|Mozilla Kills Shumway Its Flash Replacement|
|Written by Ian Elliot|
|Wednesday, 24 February 2016|
Mozilla seems to have retired Shumway. There hasn't been an official announcement, but we have to infer that as it is from the fact that it is now in the Firefox Graveyard. Does this matter?
The idea was that sometime in the near future Shumway would be included as standard as part of Firefox. This would allow Firefox to run Flash content without the need for a plugin. The need for this is that the Flash plugin has long been regarded as a security problem and Mozilla had decided not to support any NPAPI plugins from some time in 2016.
There is no question that Flash is dying. Adobe has moved away from it and the final blow is that Google has announced that it will no longer accept Flash-based advertising from the start of next year. Even though Flash is dying there is still a lot of it embedded in existing websites - including YouTube videos.
The intention was to roll out Shumway specifically to handle Flash advertising as standard in the future, but this seems to have been abandoned. If you look at the GitHub activity charts, the project seems to have cooled gradually from a peak in May of 2014 to a complete collapse in October 2015. Not much seems to have happened at all after this. The Wiki was last updated on the 28th June 2015 and now the project has been moved to the Firefox Graveyard, which means that work on it has effectively stopped - despite there being no announcement about its future.
You can argue that the need for Shumway has reduced with Google dropping Flash advertising. You can even argue that Mozilla should never have supported Flash advertising in the first place. However, there is still lots of Flash content out on the web. Much of it will never be upgraded and Mozilla dropping Flash support in Firefox is hardly in the tradition of being backward compatible.
With Shumway gone, Flash has almost no support. Apple's Safari browser hasn't supported it for a while, you can download a plugin for IE10 and Opera and while Chrome has in-built support, for how much longer is a good question.You can see that the situation for Flash in the browser is very bleak. The sad thing is that Shumway had the potential to be the safest way to run Flash of all.

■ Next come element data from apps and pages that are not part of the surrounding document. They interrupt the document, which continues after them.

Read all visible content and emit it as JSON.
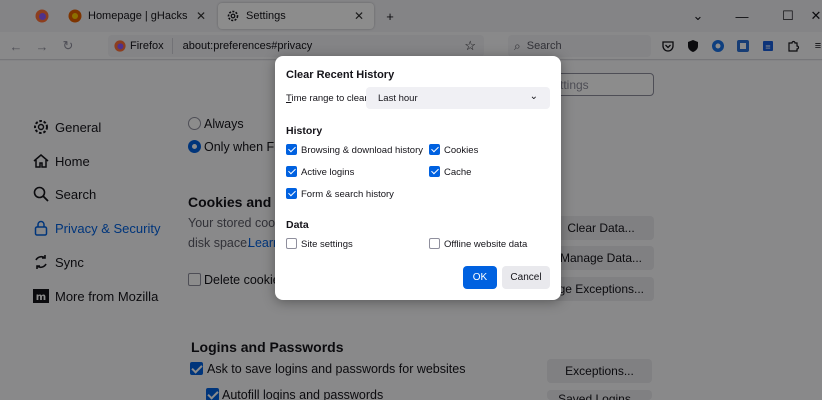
{
  "tabs": [
    {
      "title": "",
      "icon": "firefox-icon"
    },
    {
      "title": "Homepage | gHacks Technolog",
      "icon": "ghacks-favicon-icon"
    },
    {
      "title": "Settings",
      "icon": "gear-icon"
    }
  ],
  "urlbar": {
    "identity": "Firefox",
    "url": "about:preferences#privacy"
  },
  "search": {
    "placeholder": "Search"
  },
  "find_placeholder": "ttings",
  "sidebar": {
    "items": [
      {
        "label": "General",
        "icon": "gear-icon"
      },
      {
        "label": "Home",
        "icon": "home-icon"
      },
      {
        "label": "Search",
        "icon": "search-icon"
      },
      {
        "label": "Privacy & Security",
        "icon": "lock-icon"
      },
      {
        "label": "Sync",
        "icon": "sync-icon"
      },
      {
        "label": "More from Mozilla",
        "icon": "mozilla-icon"
      }
    ]
  },
  "main": {
    "history_radio_always": "Always",
    "history_radio_only": "Only when Firef",
    "cookies_heading": "Cookies and Site",
    "cookies_text_1": "Your stored cookie",
    "cookies_text_2": "disk space.",
    "cookies_link": "Learn",
    "delete_cookies": "Delete cookies",
    "clear_data_btn": "Clear Data...",
    "manage_data_btn": "Manage Data...",
    "manage_exceptions_btn": "age Exceptions...",
    "logins_heading": "Logins and Passwords",
    "ask_save_logins": "Ask to save logins and passwords for websites",
    "autofill_logins": "Autofill logins and passwords",
    "exceptions_btn": "Exceptions...",
    "saved_logins_btn": "Saved Logins..."
  },
  "dialog": {
    "title": "Clear Recent History",
    "time_range_label": "Time range to clear:",
    "time_range_value": "Last hour",
    "history_heading": "History",
    "history_items": [
      {
        "label": "Browsing & download history",
        "checked": true
      },
      {
        "label": "Cookies",
        "checked": true
      },
      {
        "label": "Active logins",
        "checked": true
      },
      {
        "label": "Cache",
        "checked": true
      },
      {
        "label": "Form & search history",
        "checked": true
      }
    ],
    "data_heading": "Data",
    "data_items": [
      {
        "label": "Site settings",
        "checked": false
      },
      {
        "label": "Offline website data",
        "checked": false
      }
    ],
    "ok_label": "OK",
    "cancel_label": "Cancel"
  },
  "colors": {
    "accent": "#0061e0",
    "overlay": "rgba(0,0,0,0.45)"
  }
}
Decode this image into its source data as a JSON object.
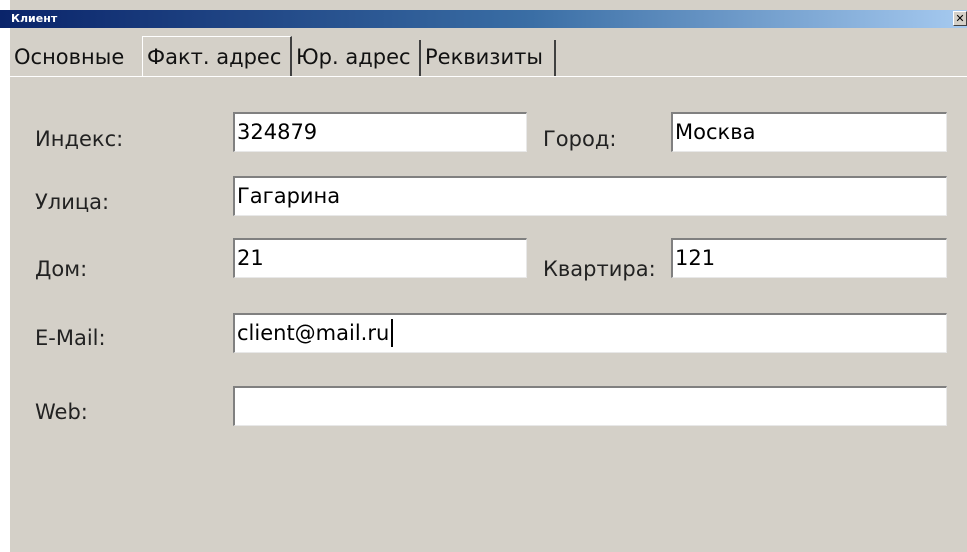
{
  "window": {
    "title": "Клиент",
    "close_glyph": "✕"
  },
  "tabs": [
    {
      "label": "Основные",
      "active": false
    },
    {
      "label": "Факт. адрес",
      "active": true
    },
    {
      "label": "Юр. адрес",
      "active": false
    },
    {
      "label": "Реквизиты",
      "active": false
    }
  ],
  "form": {
    "index": {
      "label": "Индекс:",
      "value": "324879"
    },
    "city": {
      "label": "Город:",
      "value": "Москва"
    },
    "street": {
      "label": "Улица:",
      "value": "Гагарина"
    },
    "house": {
      "label": "Дом:",
      "value": "21"
    },
    "apartment": {
      "label": "Квартира:",
      "value": "121"
    },
    "email": {
      "label": "E-Mail:",
      "value": "client@mail.ru"
    },
    "web": {
      "label": "Web:",
      "value": ""
    }
  },
  "colors": {
    "dialog_bg": "#d4d0c8",
    "titlebar_start": "#0a246a",
    "titlebar_end": "#a6caf0"
  }
}
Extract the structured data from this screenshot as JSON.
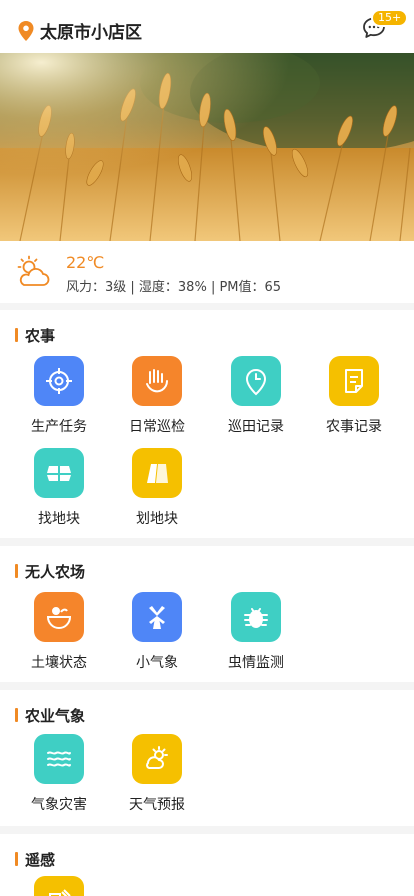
{
  "header": {
    "location": "太原市小店区",
    "badge": "15+"
  },
  "weather": {
    "temperature": "22℃",
    "detail": "风力：3级 | 湿度：38% | PM值：65"
  },
  "sections": [
    {
      "title": "农事",
      "items": [
        {
          "label": "生产任务",
          "icon": "target-icon",
          "color": "#4f86f7"
        },
        {
          "label": "日常巡检",
          "icon": "hand-icon",
          "color": "#f5852b"
        },
        {
          "label": "巡田记录",
          "icon": "clock-pin-icon",
          "color": "#3fcfc4"
        },
        {
          "label": "农事记录",
          "icon": "document-icon",
          "color": "#f5c000"
        },
        {
          "label": "找地块",
          "icon": "land-plot-icon",
          "color": "#3fcfc4"
        },
        {
          "label": "划地块",
          "icon": "map-draw-icon",
          "color": "#f5c000"
        }
      ]
    },
    {
      "title": "无人农场",
      "items": [
        {
          "label": "土壤状态",
          "icon": "soil-icon",
          "color": "#f5852b"
        },
        {
          "label": "小气象",
          "icon": "windmill-icon",
          "color": "#4f86f7"
        },
        {
          "label": "虫情监测",
          "icon": "bug-icon",
          "color": "#3fcfc4"
        }
      ]
    },
    {
      "title": "农业气象",
      "items": [
        {
          "label": "气象灾害",
          "icon": "waves-icon",
          "color": "#3fcfc4"
        },
        {
          "label": "天气预报",
          "icon": "sun-cloud-icon",
          "color": "#f5c000"
        }
      ]
    },
    {
      "title": "遥感",
      "items": [
        {
          "label": "",
          "icon": "remote-sensing-icon",
          "color": "#f5c000"
        }
      ]
    }
  ]
}
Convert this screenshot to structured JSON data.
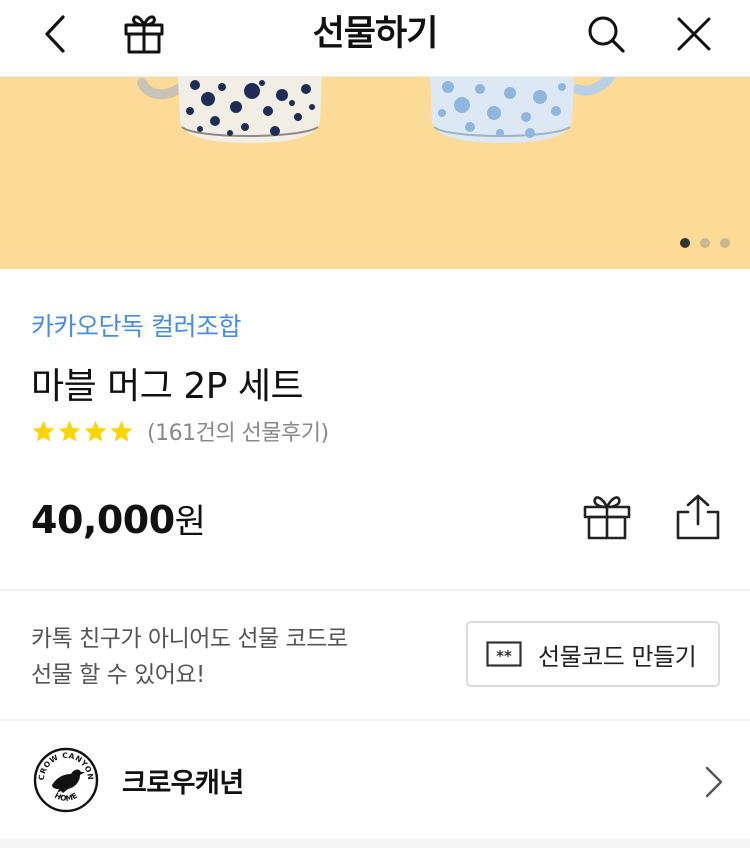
{
  "header": {
    "title": "선물하기",
    "icons": {
      "back": "chevron-left-icon",
      "gift": "gift-icon",
      "search": "search-icon",
      "close": "close-icon"
    }
  },
  "banner": {
    "slide_count": 3,
    "active_slide": 1,
    "background": "#fbdb95"
  },
  "product": {
    "brand": "카카오단독 컬러조합",
    "name": "마블 머그 2P 세트",
    "rating": 4,
    "review_text": "(161건의 선물후기)",
    "price": "40,000",
    "currency": "원",
    "brand_color": "#4a8ce0",
    "star_color": "#ffd400"
  },
  "gift_code": {
    "line1": "카톡 친구가 아니어도 선물 코드로",
    "line2": "선물 할 수 있어요!",
    "button_label": "선물코드 만들기"
  },
  "seller": {
    "name": "크로우캐년",
    "logo_text_top": "CROW CANYON",
    "logo_text_bottom": "HOME"
  }
}
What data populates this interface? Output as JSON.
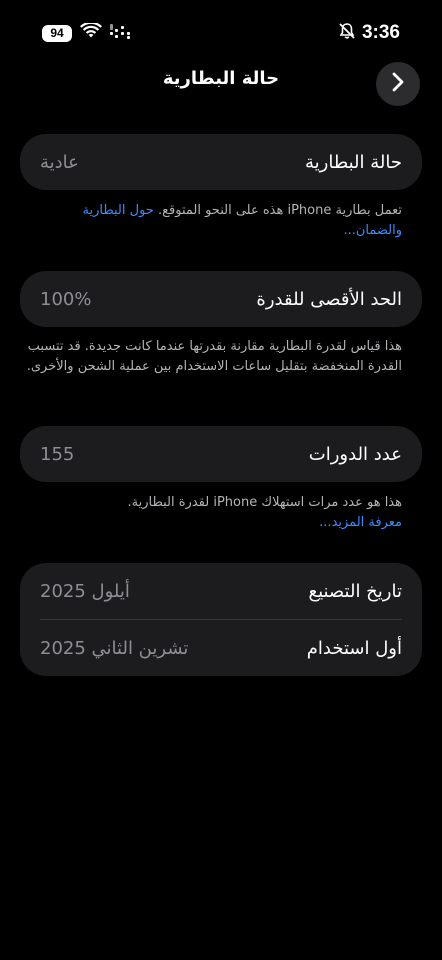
{
  "status_bar": {
    "battery_level": "94",
    "time": "3:36"
  },
  "nav": {
    "title": "حالة البطارية"
  },
  "health": {
    "label": "حالة البطارية",
    "value": "عادية",
    "footnote": "تعمل بطارية iPhone هذه على النحو المتوقع.",
    "link": "حول البطارية والضمان..."
  },
  "capacity": {
    "label": "الحد الأقصى للقدرة",
    "value": "100%",
    "footnote": "هذا قياس لقدرة البطارية مقارنة بقدرتها عندما كانت جديدة. قد تتسبب القدرة المنخفضة بتقليل ساعات الاستخدام بين عملية الشحن والأخرى."
  },
  "cycles": {
    "label": "عدد الدورات",
    "value": "155",
    "footnote": "هذا هو عدد مرات استهلاك iPhone لقدرة البطارية.",
    "link": "معرفة المزيد..."
  },
  "dates": {
    "manufacture_label": "تاريخ التصنيع",
    "manufacture_value": "أيلول 2025",
    "first_use_label": "أول استخدام",
    "first_use_value": "تشرين الثاني 2025"
  },
  "colors": {
    "background": "#000000",
    "card": "#1c1c1e",
    "link": "#3d8bff",
    "secondary_text": "#8e8e93"
  }
}
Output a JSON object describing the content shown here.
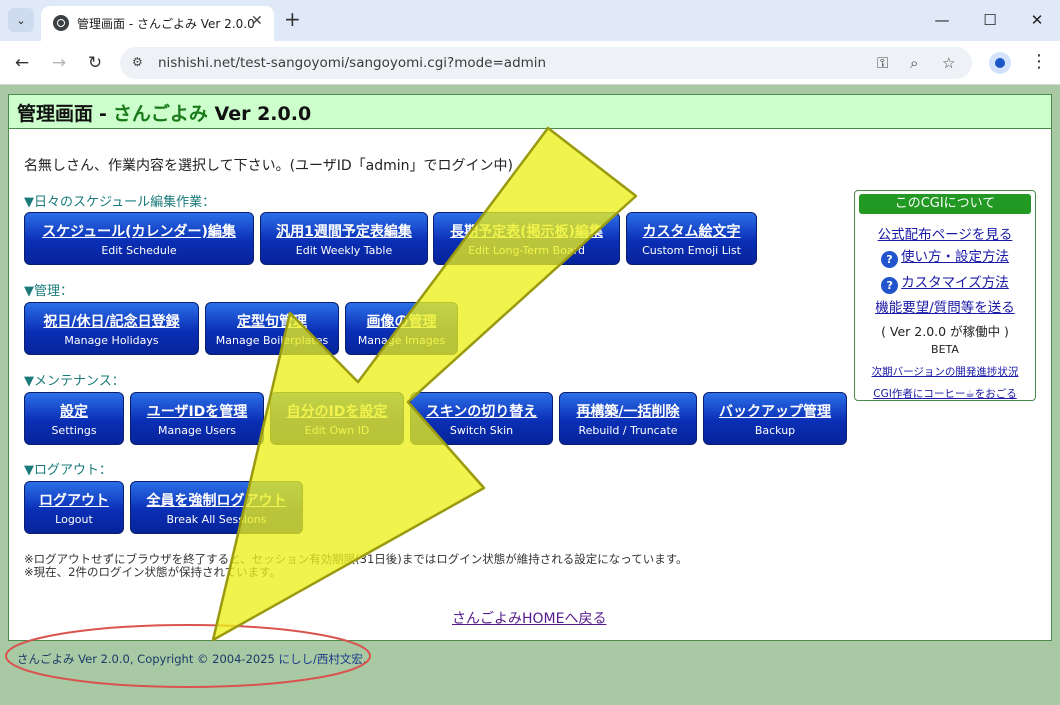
{
  "browser": {
    "tab_title": "管理画面 - さんごよみ Ver 2.0.0",
    "url": "nishishi.net/test-sangoyomi/sangoyomi.cgi?mode=admin"
  },
  "header": {
    "title": "管理画面",
    "dash": "-",
    "app_name": "さんごよみ",
    "version": "Ver 2.0.0"
  },
  "instruction": "名無しさん、作業内容を選択して下さい。(ユーザID「admin」でログイン中)",
  "sections": {
    "schedule": {
      "label": "▼日々のスケジュール編集作業：",
      "buttons": [
        {
          "jp": "スケジュール(カレンダー)編集",
          "en": "Edit Schedule"
        },
        {
          "jp": "汎用1週間予定表編集",
          "en": "Edit Weekly Table"
        },
        {
          "jp": "長期予定表(掲示板)編集",
          "en": "Edit Long-Term Board"
        },
        {
          "jp": "カスタム絵文字",
          "en": "Custom Emoji List"
        }
      ]
    },
    "manage": {
      "label": "▼管理：",
      "buttons": [
        {
          "jp": "祝日/休日/記念日登録",
          "en": "Manage Holidays"
        },
        {
          "jp": "定型句管理",
          "en": "Manage Boilerplates"
        },
        {
          "jp": "画像の管理",
          "en": "Manage Images"
        }
      ]
    },
    "maintenance": {
      "label": "▼メンテナンス：",
      "buttons": [
        {
          "jp": "設定",
          "en": "Settings"
        },
        {
          "jp": "ユーザIDを管理",
          "en": "Manage Users"
        },
        {
          "jp": "自分のIDを設定",
          "en": "Edit Own ID"
        },
        {
          "jp": "スキンの切り替え",
          "en": "Switch Skin"
        },
        {
          "jp": "再構築/一括削除",
          "en": "Rebuild / Truncate"
        },
        {
          "jp": "バックアップ管理",
          "en": "Backup"
        }
      ]
    },
    "logout": {
      "label": "▼ログアウト：",
      "buttons": [
        {
          "jp": "ログアウト",
          "en": "Logout"
        },
        {
          "jp": "全員を強制ログアウト",
          "en": "Break All Sessions"
        }
      ]
    }
  },
  "notes": [
    "※ログアウトせずにブラウザを終了すると、セッション有効期限(31日後)まではログイン状態が維持される設定になっています。",
    "※現在、2件のログイン状態が保持されています。"
  ],
  "home_link": "さんごよみHOMEへ戻る",
  "about": {
    "header": "このCGIについて",
    "official_link": "公式配布ページを見る",
    "usage_link": "使い方・設定方法",
    "customize_link": "カスタマイズ方法",
    "request_link": "機能要望/質問等を送る",
    "status": "( Ver 2.0.0 が稼働中 )",
    "beta": "BETA",
    "progress_link": "次期バージョンの開発進捗状況",
    "coffee_link": "CGI作者にコーヒー☕をおごる",
    "q_mark": "?"
  },
  "footer": {
    "text": "さんごよみ Ver 2.0.0, Copyright © 2004-2025 ",
    "author": "にしし/西村文宏",
    "period": "."
  },
  "colors": {
    "arrow": "#ecef1a",
    "ellipse": "#d9534f",
    "button_top": "#2c6fe8",
    "button_bottom": "#06239a"
  }
}
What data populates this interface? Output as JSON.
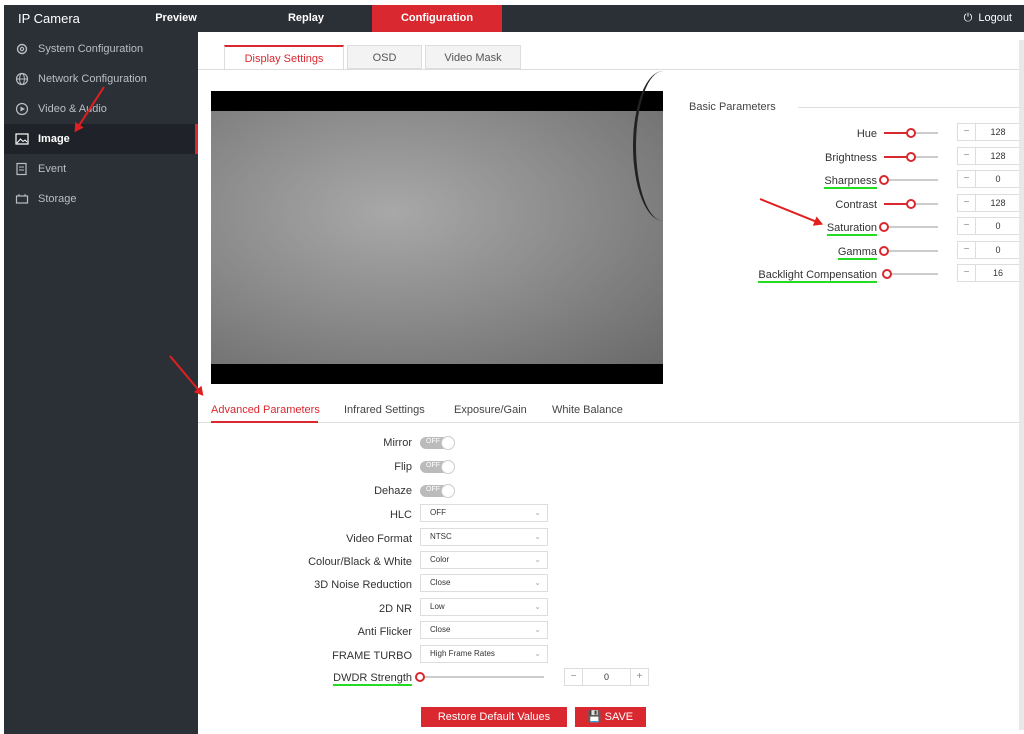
{
  "app": {
    "title": "IP Camera"
  },
  "topnav": [
    {
      "label": "Preview"
    },
    {
      "label": "Replay"
    },
    {
      "label": "Configuration"
    }
  ],
  "logout": {
    "label": "Logout"
  },
  "sidebar": {
    "items": [
      {
        "label": "System Configuration",
        "icon": "gear-icon"
      },
      {
        "label": "Network Configuration",
        "icon": "globe-icon"
      },
      {
        "label": "Video & Audio",
        "icon": "video-icon"
      },
      {
        "label": "Image",
        "icon": "image-icon"
      },
      {
        "label": "Event",
        "icon": "event-icon"
      },
      {
        "label": "Storage",
        "icon": "storage-icon"
      }
    ],
    "active_index": 3
  },
  "tabs": [
    {
      "label": "Display Settings"
    },
    {
      "label": "OSD"
    },
    {
      "label": "Video Mask"
    }
  ],
  "basic": {
    "title": "Basic Parameters",
    "params": [
      {
        "label": "Hue",
        "value": "128",
        "level": 0.5
      },
      {
        "label": "Brightness",
        "value": "128",
        "level": 0.5
      },
      {
        "label": "Sharpness",
        "value": "0",
        "level": 0
      },
      {
        "label": "Contrast",
        "value": "128",
        "level": 0.5
      },
      {
        "label": "Saturation",
        "value": "0",
        "level": 0
      },
      {
        "label": "Gamma",
        "value": "0",
        "level": 0
      },
      {
        "label": "Backlight Compensation",
        "value": "16",
        "level": 0.06
      }
    ]
  },
  "subtabs": [
    {
      "label": "Advanced Parameters"
    },
    {
      "label": "Infrared Settings"
    },
    {
      "label": "Exposure/Gain"
    },
    {
      "label": "White Balance"
    }
  ],
  "advanced": {
    "toggles": [
      {
        "label": "Mirror",
        "state": "OFF"
      },
      {
        "label": "Flip",
        "state": "OFF"
      },
      {
        "label": "Dehaze",
        "state": "OFF"
      }
    ],
    "selects": [
      {
        "label": "HLC",
        "value": "OFF"
      },
      {
        "label": "Video Format",
        "value": "NTSC"
      },
      {
        "label": "Colour/Black & White",
        "value": "Color"
      },
      {
        "label": "3D Noise Reduction",
        "value": "Close"
      },
      {
        "label": "2D NR",
        "value": "Low"
      },
      {
        "label": "Anti Flicker",
        "value": "Close"
      },
      {
        "label": "FRAME TURBO",
        "value": "High Frame Rates"
      }
    ],
    "dwdr": {
      "label": "DWDR Strength",
      "value": "0",
      "level": 0
    }
  },
  "buttons": {
    "restore": "Restore Default Values",
    "save": "SAVE"
  },
  "colors": {
    "accent": "#d9282f",
    "sidebar_bg": "#2b2f36",
    "annotation_green": "#22dd22",
    "annotation_red": "#e02020"
  }
}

Goodbye Flash Gordon Shumway.
or email your comment to: firstname.lastname@example.org
|Last Updated ( Wednesday, 24 February 2016 )|